TASK TO CARRY OUT:
What you return must match the records word for word, except that pictures are dropped.

GIVEN ENTRIES:
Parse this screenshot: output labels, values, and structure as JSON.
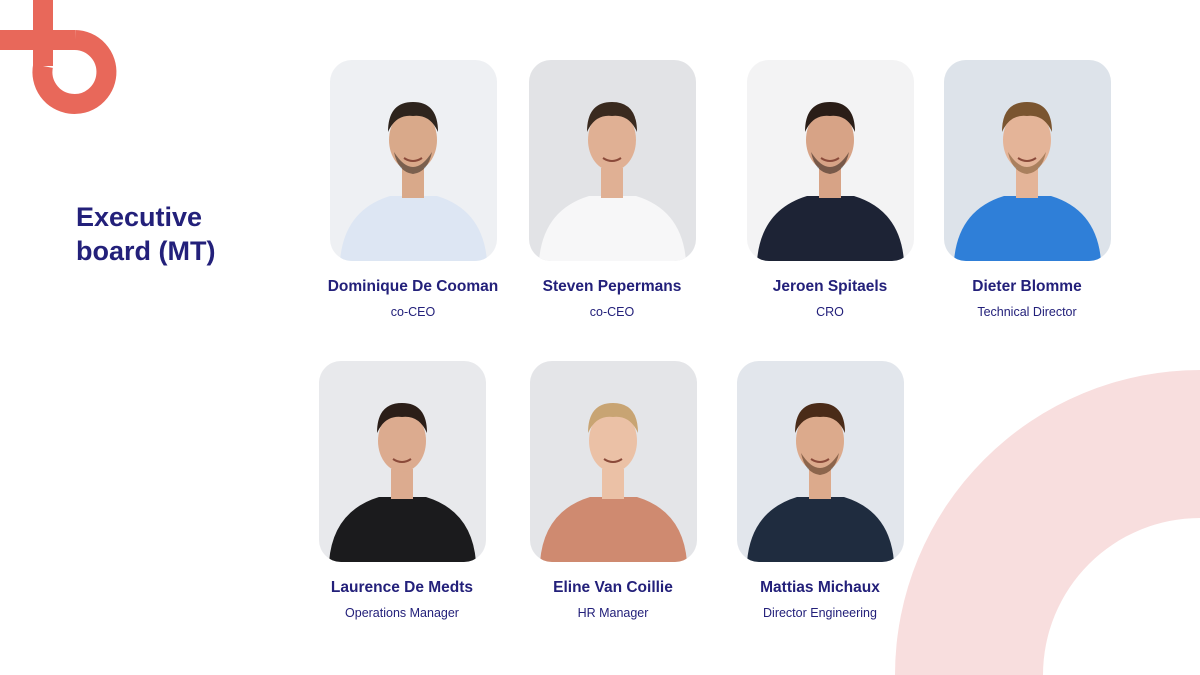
{
  "title": "Executive\nboard (MT)",
  "colors": {
    "brand": "#e8685a",
    "brand_light": "#f8dede",
    "text": "#23207a"
  },
  "members": [
    {
      "name": "Dominique De Cooman",
      "role": "co-CEO",
      "shirt": "#dde6f3",
      "bg": "#eef0f3",
      "hair": "#2e241d",
      "skin": "#d9a98a",
      "beard": "true"
    },
    {
      "name": "Steven Pepermans",
      "role": "co-CEO",
      "shirt": "#f7f7f8",
      "bg": "#e2e3e6",
      "hair": "#3a2a1f",
      "skin": "#e0b094",
      "beard": "false"
    },
    {
      "name": "Jeroen Spitaels",
      "role": "CRO",
      "shirt": "#1d2335",
      "bg": "#f3f3f4",
      "hair": "#2a1d17",
      "skin": "#d7a386",
      "beard": "true"
    },
    {
      "name": "Dieter Blomme",
      "role": "Technical Director",
      "shirt": "#2f7fd8",
      "bg": "#dde3ea",
      "hair": "#7a5530",
      "skin": "#e4b498",
      "beard": "true"
    },
    {
      "name": "Laurence De Medts",
      "role": "Operations Manager",
      "shirt": "#1b1b1d",
      "bg": "#e8e9ec",
      "hair": "#2b1e18",
      "skin": "#dcab8f",
      "beard": "false"
    },
    {
      "name": "Eline Van Coillie",
      "role": "HR Manager",
      "shirt": "#cf8a70",
      "bg": "#e4e5e8",
      "hair": "#c8a473",
      "skin": "#ebc1a6",
      "beard": "false"
    },
    {
      "name": "Mattias Michaux",
      "role": "Director Engineering",
      "shirt": "#1f2c3f",
      "bg": "#e2e6ec",
      "hair": "#4a2b18",
      "skin": "#dcaa8c",
      "beard": "true"
    }
  ]
}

PROBLEM SOLUTION:
Parse this screenshot: output labels, values, and structure as JSON.
{
  "title": "Executive\nboard (MT)",
  "colors": {
    "brand": "#e8685a",
    "brand_light": "#f8dede",
    "text": "#23207a"
  },
  "members": [
    {
      "name": "Dominique De Cooman",
      "role": "co-CEO",
      "shirt": "#dde6f3",
      "bg": "#eef0f3",
      "hair": "#2e241d",
      "skin": "#d9a98a",
      "beard": "true"
    },
    {
      "name": "Steven Pepermans",
      "role": "co-CEO",
      "shirt": "#f7f7f8",
      "bg": "#e2e3e6",
      "hair": "#3a2a1f",
      "skin": "#e0b094",
      "beard": "false"
    },
    {
      "name": "Jeroen Spitaels",
      "role": "CRO",
      "shirt": "#1d2335",
      "bg": "#f3f3f4",
      "hair": "#2a1d17",
      "skin": "#d7a386",
      "beard": "true"
    },
    {
      "name": "Dieter Blomme",
      "role": "Technical Director",
      "shirt": "#2f7fd8",
      "bg": "#dde3ea",
      "hair": "#7a5530",
      "skin": "#e4b498",
      "beard": "true"
    },
    {
      "name": "Laurence De Medts",
      "role": "Operations Manager",
      "shirt": "#1b1b1d",
      "bg": "#e8e9ec",
      "hair": "#2b1e18",
      "skin": "#dcab8f",
      "beard": "false"
    },
    {
      "name": "Eline Van Coillie",
      "role": "HR Manager",
      "shirt": "#cf8a70",
      "bg": "#e4e5e8",
      "hair": "#c8a473",
      "skin": "#ebc1a6",
      "beard": "false"
    },
    {
      "name": "Mattias Michaux",
      "role": "Director Engineering",
      "shirt": "#1f2c3f",
      "bg": "#e2e6ec",
      "hair": "#4a2b18",
      "skin": "#dcaa8c",
      "beard": "true"
    }
  ]
}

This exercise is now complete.